• Exercise directions
Read the lines below and count those that have the word "emoji". Respond with the number only.

[Website and app data records]
§
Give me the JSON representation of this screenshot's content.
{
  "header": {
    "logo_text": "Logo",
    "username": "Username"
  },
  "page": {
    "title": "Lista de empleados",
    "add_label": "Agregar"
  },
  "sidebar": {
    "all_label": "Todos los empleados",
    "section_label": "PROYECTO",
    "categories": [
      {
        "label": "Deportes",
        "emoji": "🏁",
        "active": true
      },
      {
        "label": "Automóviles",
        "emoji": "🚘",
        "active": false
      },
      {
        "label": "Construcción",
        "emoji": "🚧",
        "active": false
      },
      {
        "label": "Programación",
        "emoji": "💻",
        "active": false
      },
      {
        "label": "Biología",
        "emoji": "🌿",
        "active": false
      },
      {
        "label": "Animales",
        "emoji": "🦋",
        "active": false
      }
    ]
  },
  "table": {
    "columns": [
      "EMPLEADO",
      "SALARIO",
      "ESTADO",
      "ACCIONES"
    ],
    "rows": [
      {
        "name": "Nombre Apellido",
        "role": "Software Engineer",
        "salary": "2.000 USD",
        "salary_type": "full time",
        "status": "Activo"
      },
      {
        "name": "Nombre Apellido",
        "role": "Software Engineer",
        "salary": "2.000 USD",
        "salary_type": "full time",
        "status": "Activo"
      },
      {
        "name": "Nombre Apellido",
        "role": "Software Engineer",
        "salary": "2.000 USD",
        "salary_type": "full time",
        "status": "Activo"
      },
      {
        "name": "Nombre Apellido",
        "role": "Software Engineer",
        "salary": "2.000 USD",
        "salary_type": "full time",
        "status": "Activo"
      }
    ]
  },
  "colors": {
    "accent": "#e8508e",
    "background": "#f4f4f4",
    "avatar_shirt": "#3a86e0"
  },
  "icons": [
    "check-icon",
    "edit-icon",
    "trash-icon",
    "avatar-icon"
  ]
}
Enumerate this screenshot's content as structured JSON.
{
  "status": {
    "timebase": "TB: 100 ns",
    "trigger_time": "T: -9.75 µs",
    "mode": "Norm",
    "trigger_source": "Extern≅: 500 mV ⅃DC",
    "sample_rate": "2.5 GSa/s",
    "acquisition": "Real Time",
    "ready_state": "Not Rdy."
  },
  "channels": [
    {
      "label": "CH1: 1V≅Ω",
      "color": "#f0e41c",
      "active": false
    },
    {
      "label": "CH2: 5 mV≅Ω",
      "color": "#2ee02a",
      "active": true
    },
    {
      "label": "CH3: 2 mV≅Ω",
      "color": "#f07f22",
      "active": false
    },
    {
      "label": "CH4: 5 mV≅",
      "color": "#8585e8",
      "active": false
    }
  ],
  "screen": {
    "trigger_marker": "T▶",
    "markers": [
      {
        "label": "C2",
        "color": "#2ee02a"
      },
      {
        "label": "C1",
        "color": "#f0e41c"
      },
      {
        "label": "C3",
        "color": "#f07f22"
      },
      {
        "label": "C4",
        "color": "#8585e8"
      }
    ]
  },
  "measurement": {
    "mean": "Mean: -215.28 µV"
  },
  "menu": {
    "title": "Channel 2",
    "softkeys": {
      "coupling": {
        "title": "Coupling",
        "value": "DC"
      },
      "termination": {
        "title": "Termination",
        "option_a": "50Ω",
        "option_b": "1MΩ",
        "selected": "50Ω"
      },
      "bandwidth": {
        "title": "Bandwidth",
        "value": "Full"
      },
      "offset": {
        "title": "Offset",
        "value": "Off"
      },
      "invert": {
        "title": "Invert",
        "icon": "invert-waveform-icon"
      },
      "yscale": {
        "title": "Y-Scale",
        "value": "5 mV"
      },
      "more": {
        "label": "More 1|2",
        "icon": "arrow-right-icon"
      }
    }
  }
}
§
• Written answer
6